[Ads-l] dead fucking boring - infix diagnostic

Dan Goncharoff thegonch at GMAIL.COM
Thu Feb 23 12:36:38 EST 2017


I am trying to figure out how it relates to this:
http://dictionary.cambridge.org/us/grammar/british-grammar/about-adjectives-and-adverbs/adjectives-order

DanG

On Thu, Feb 23, 2017 at 11:40 AM, Laurence Horn <laurence.horn at yale.edu>
wrote:

> Interesting issues here.  I think a couple of things are going on.  I
> don’t think we want to say “dead boring” is a single word.  For one thing,
> it’s not a compound and it doesn’t have the phonology of a single word.
> Rather, it’s one of many, or at several, cases in which an intensifying
> adverb must immediately precede the adjective it modifies.  Often there’s a
> collocation effect.  Other examples include:
>
> Dead ahead
> Stark naked
> Plumb crazy
> Real dumb (vs. “really dumb”, which doesn’t have the immediate adjacency
> constraint)
> Right ahead
> Pitch black (originally a compound, but reanalyzed for those who don’t
> know what “pitch” refers to; cf. the attested “pitch white”)
>
> These are different from “ice cold”, which is still, I think, a compound.
>
> Not unrelated are collocations of intensifier + noun, again not counting
> as a single word despite the difficulty of interruption:
> Rank stranger
> Sworn enemy
> Bosom buddy
> Flaming asshole
>
> For both classes, a diagnostic is ability to interrupt the sequence by a
> conjoined modifier or other material.  For me at least there’s a difference
> in pairs like
>
> He’s really, if I may say, certifiable/dumb/...
> #He’s real, if I may say, certifiable/dumb/…
>
> He’s really and totally dangerous
> #He’s real and totally dangerous
>
> But what *can* interrupt the sequence (at least in most of these cases) is
> the same material that works as an infix interrupting a word:  “fuckin(g)”,
> “bloody”, “damn”, etc.:
>
> He’s real fucking certifiable/dangerous
> You’re a rank fucking stranger
> Plumb fucking crazy
>
> and of course
> Dead fucking boring/ahead
>
>
> LH
>
>
> > On Feb 23, 2017, at 1:12 AM, Barretts Mail <mail.barretts at GMAIL.COM>
> wrote:
> >
> > Sorry, I think you’re saying that “dead boring” is two words.
> >
> > What I’m wondering is whether “fucking” can be used as a diagnostic to
> determine whether two elements such as these are a single word.
> >
> > Benjamin Barrett
> > Formerly of Seattle, WA
> >
> >> On 22 Feb 2017, at 17:54, Barretts Mail <mail.barretts at gmail.com>
> wrote:
> >>
> >> It’s not clear to me, either, but it certainly feels and seems that
> way.
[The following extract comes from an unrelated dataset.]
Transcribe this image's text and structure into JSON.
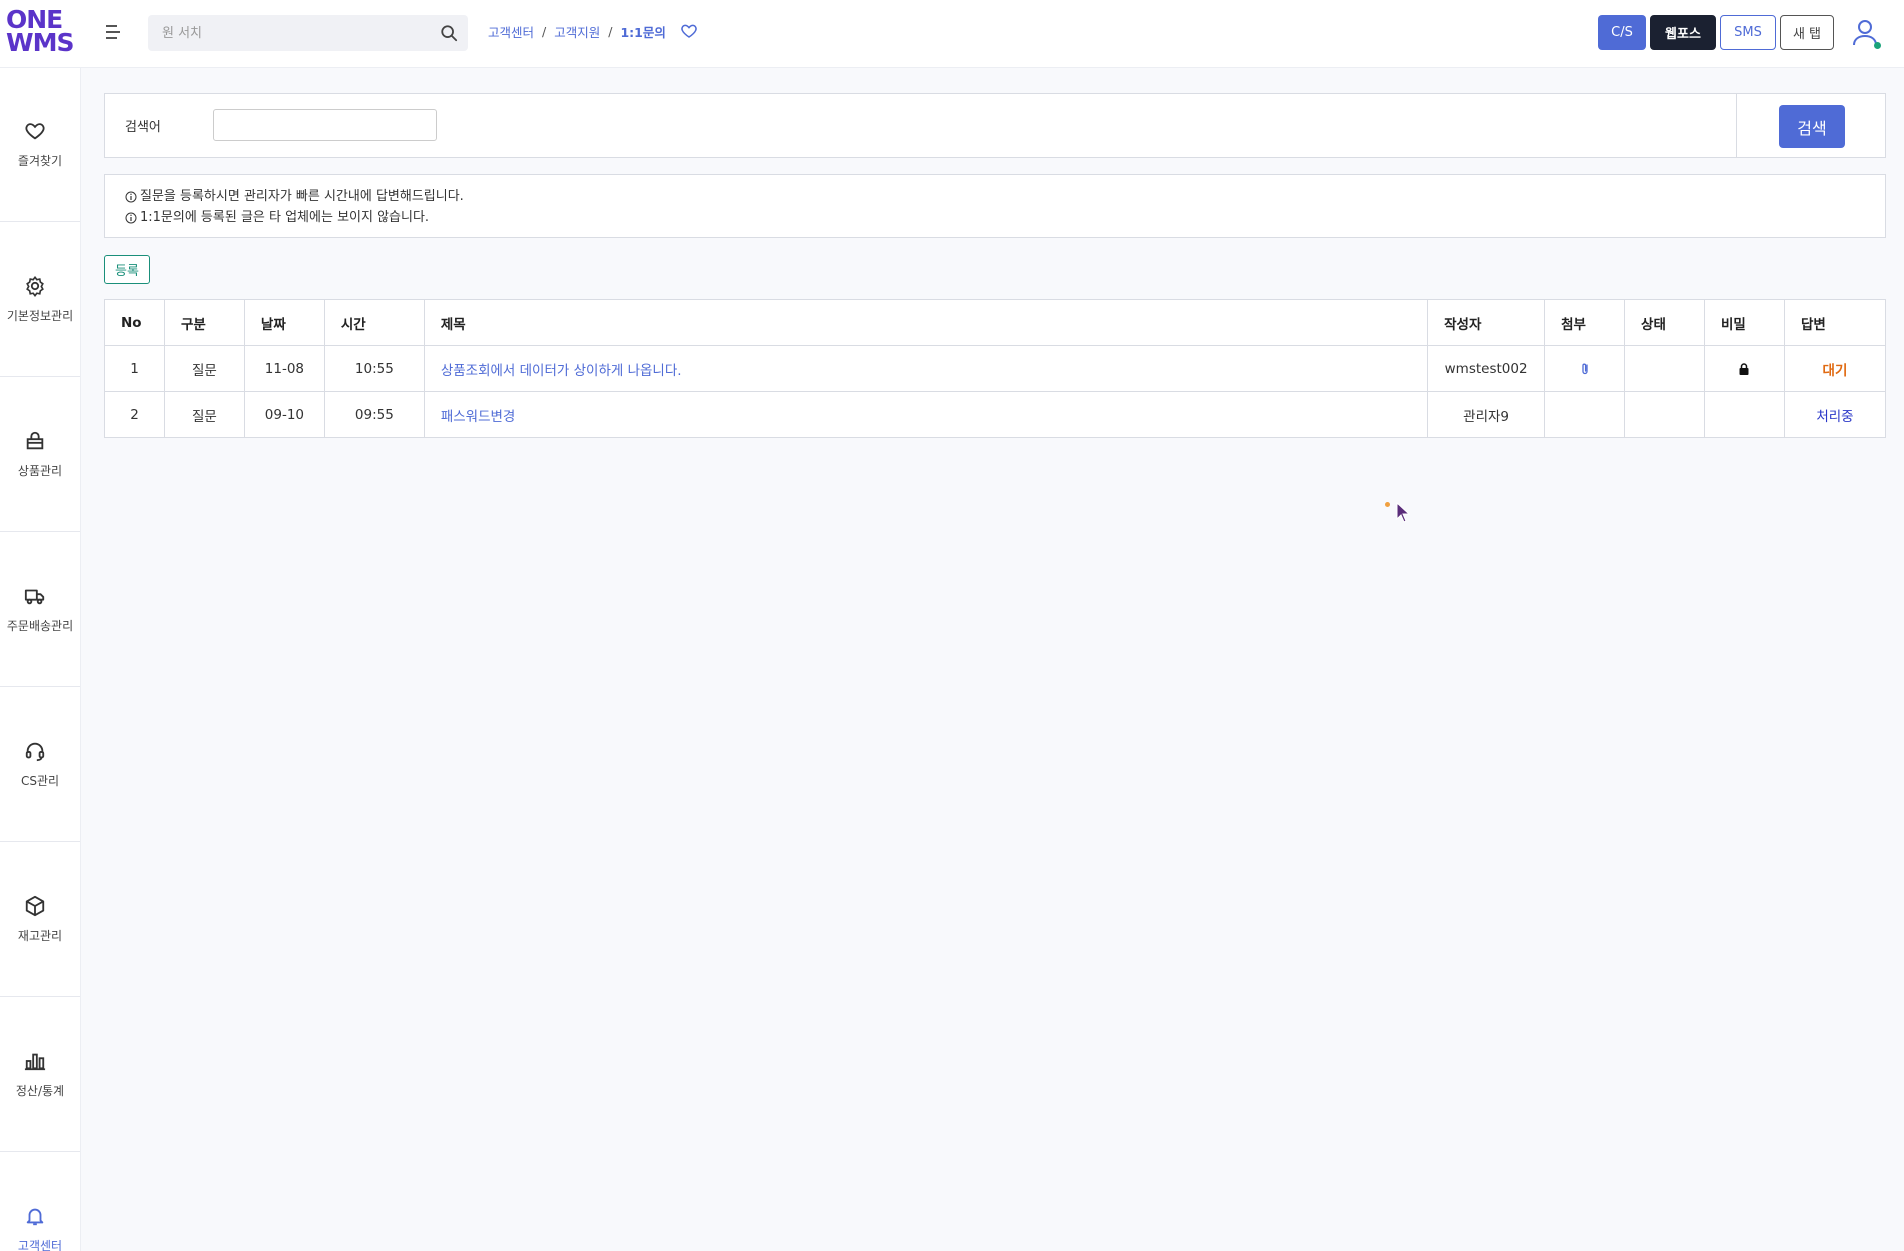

Are there non-infixes that can go there? BB
> >>
> >>> On 22 Feb 2017, at 17:37, Laurence Horn <laurence.horn at YALE.EDU>
> wrote:
> >>>
> >>> I think the occurrence of “bloody”, “fuckin(g)”, “damn”, etc. within a
> phonological/morphological word, as in “Massa[fuckin]chusetts”,
> “fan[damn]tastic” or “abso[bloody]lutely” are better candidates for infix
> status than “dead fucking boring”, since it’s not clear to me that
> “fucking” is an affix at all in the latter case.
> >>>
> >>> LH
> >>>
> >>>> On Feb 22, 2017, at 6:05 PM, Barretts Mail <mail.barretts at GMAIL.COM>
> wrote:
> >>>>
> >>>> “Fucking” and variations (blooming, bloody) are the few options for
> infixing in English.
> >>>>
> >>>> (Comic: http://languagelog.ldc.upenn.edu/nll/?p=8463 <
> http://languagelog.ldc.upenn.edu/nll/?p=8463>)
> >>>>
> >>>> Although it’s possible to parse “dead fucking boring” as “dead boring
> and fucking boring”, I’m inclined to parse “fucking” as an infix between
> the two. It, as well as “dead bloody boring”, comes up on Google.
> >>>>
> >>>> Here are some tests that don’t come up on Google:
> >>>>
> >>>> dead terribly boring (dead, terribly boring meaning dead and terribly
> boring is on Google)
> >>>> dead frighteningly boring
> >>>> dead jacked boring =? dead-jacked boring
> >>
> >
> > ------------------------------------------------------------
> > The American Dialect Society - http://www.americandialect.org
>
> ------------------------------------------------------------
> The American Dialect Society - http://www.americandialect.org
>

------------------------------------------------------------
The American Dialect Society - http://www.americandialect.org


More information about the Ads-l mailing list